Rajion Neal - Neal's talent is undeniable. He brings size at 210 pounds and speed to the running back position that head coach Derek Dooley covets. After two early-season fumbles last year and the season-ending injury to Justin Hunter, Neal was moved to receiver. The Georgia native returned to the backfield this spring, in part at his request, and for half of spring, looked like he might run away with the job. Neal rushed for over 100 yards in the first spring scrimmage, but he finished the spring with continued ball security issues leaving some doubt as to how much he can be counted on this fall.
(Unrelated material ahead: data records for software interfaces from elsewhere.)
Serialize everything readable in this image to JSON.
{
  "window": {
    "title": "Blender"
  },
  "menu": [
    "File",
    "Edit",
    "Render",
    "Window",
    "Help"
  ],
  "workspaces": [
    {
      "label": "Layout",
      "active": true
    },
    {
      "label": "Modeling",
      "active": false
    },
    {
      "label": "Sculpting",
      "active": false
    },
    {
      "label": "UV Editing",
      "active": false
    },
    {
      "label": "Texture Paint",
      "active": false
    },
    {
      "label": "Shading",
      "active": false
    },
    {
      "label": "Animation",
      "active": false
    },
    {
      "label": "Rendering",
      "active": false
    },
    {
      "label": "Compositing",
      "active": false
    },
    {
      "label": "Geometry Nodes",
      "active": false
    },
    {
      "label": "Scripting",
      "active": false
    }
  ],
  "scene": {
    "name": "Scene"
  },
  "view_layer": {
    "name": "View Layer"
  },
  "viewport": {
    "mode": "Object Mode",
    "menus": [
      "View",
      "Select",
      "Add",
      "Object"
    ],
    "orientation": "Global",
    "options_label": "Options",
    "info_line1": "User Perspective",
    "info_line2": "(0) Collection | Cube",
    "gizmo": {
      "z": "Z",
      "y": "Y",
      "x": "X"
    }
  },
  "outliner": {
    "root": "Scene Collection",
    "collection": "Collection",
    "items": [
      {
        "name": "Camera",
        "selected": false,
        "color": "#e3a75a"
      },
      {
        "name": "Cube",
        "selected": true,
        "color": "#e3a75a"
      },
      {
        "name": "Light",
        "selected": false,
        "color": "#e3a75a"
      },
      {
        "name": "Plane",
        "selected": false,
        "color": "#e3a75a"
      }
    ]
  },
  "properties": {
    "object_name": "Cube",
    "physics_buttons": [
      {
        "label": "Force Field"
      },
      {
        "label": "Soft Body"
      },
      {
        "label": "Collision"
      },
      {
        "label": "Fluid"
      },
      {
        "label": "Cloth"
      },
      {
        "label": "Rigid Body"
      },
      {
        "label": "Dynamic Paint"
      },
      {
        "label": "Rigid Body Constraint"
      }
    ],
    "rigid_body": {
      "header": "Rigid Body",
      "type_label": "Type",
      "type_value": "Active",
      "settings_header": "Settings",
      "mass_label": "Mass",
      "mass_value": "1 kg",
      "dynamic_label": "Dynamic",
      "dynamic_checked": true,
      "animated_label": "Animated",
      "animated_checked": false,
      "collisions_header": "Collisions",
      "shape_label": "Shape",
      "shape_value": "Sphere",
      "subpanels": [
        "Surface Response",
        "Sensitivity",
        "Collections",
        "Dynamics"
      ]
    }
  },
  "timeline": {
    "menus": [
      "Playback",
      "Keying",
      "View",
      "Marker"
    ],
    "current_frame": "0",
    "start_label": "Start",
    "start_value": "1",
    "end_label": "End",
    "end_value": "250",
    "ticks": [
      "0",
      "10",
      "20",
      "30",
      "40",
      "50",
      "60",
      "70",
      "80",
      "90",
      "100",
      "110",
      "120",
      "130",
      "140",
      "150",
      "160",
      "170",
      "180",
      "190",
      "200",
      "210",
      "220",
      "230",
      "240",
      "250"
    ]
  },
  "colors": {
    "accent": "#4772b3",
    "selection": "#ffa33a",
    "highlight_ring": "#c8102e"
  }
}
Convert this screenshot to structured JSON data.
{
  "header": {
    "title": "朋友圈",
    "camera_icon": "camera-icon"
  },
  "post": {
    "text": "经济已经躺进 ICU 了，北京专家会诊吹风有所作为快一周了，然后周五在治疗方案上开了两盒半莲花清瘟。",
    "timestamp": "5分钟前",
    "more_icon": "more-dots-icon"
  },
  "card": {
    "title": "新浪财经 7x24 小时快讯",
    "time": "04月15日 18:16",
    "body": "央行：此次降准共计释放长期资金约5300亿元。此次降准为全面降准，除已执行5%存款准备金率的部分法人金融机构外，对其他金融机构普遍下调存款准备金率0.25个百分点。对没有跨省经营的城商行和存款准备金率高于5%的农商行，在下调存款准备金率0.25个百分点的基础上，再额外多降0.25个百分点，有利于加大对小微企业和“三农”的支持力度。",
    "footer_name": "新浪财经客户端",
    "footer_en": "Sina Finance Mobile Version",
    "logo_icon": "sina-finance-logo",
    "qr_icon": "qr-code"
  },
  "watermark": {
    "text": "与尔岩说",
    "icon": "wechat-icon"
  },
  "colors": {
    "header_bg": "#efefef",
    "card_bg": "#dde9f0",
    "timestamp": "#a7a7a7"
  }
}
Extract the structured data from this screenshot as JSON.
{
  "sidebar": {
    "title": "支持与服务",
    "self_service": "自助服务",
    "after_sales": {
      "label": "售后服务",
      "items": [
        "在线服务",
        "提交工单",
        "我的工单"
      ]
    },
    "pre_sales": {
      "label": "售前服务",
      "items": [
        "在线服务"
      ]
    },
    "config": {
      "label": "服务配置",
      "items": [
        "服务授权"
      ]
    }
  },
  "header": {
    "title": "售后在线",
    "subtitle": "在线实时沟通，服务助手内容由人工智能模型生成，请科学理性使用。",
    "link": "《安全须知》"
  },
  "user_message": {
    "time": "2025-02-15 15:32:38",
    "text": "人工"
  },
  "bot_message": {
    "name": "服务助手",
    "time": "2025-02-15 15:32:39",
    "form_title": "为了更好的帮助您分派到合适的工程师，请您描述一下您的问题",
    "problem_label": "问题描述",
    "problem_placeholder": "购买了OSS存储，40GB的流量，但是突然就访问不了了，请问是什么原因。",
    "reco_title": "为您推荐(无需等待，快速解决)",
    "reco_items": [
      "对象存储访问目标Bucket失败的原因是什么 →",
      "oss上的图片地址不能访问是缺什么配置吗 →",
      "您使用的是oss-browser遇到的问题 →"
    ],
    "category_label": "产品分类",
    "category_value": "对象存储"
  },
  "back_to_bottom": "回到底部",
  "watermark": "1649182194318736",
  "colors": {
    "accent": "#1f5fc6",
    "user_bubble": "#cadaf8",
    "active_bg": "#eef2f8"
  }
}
Earning the trust of his coaches is Neal's priority.
Devrin Young - By the numbers, Young had the most consistent spring of all the running backs. Young was a huge weapon out of the backfield as a receiver as well as a carrying the ball. The sophomore is as dynamic as any player on the Vols roster. He's quick and elusive and explosive. What he's not is big and that's the continued question surrounding Young. Is he durable enough to really play full-time running back in the SEC? Is he more of a specialty player? The biggest summer challenge for Young might not be Young's; it might be to Jim Chaney and Derek Dooley to design the best plan to maximize Young's ability on the field. For Young, it's mostly about adding some size and preparing his body for the grind of a season in the SEC. However, even as explosive as he was in the spring, he was still tackled several times in the open field. That's an area he can continue to improve on as well.
Tom Smith - Smith rushed for 34 yards on 13 carries in just 3 games. Smith is still adjusting to being an I-formation tailback after playing in a spread formation at Apopka High School in Florida. The adjustment for Smith has been great and it's one he's still making. Smith made strides in the spring and played as physical, if not more physical, than any of the running backs. The sophomore really embraced the arrival of running backs coach Jay Graham and felt like at the end of the spring Graham had helped him really improve. If Smith is going to be a factor in the fall he must continue to adjust to being in the I-formation and he needs to improve his speed and quickness.
Alden Hill - Unfortunately, Hill got very little work in the spring after enrolling in January. Hill was kept off the practice field early in spring due to an NCAA Clearinghouse paperwork issue and then the second half of spring, Hill was a spectator as he battled mono. It will be interesting to see how the coaching staff tries to use Hill moving forward and what he can show in August when he really gets his first work as a player.
Overall, the running backs showed some improvement under the first-year coach Graham, but they left spring with plenty of room to grow. The biggest challenge for Tennessee's stable of backs is to play more physical and that starts by improving mentally and physically to attack a defense and break more tackles.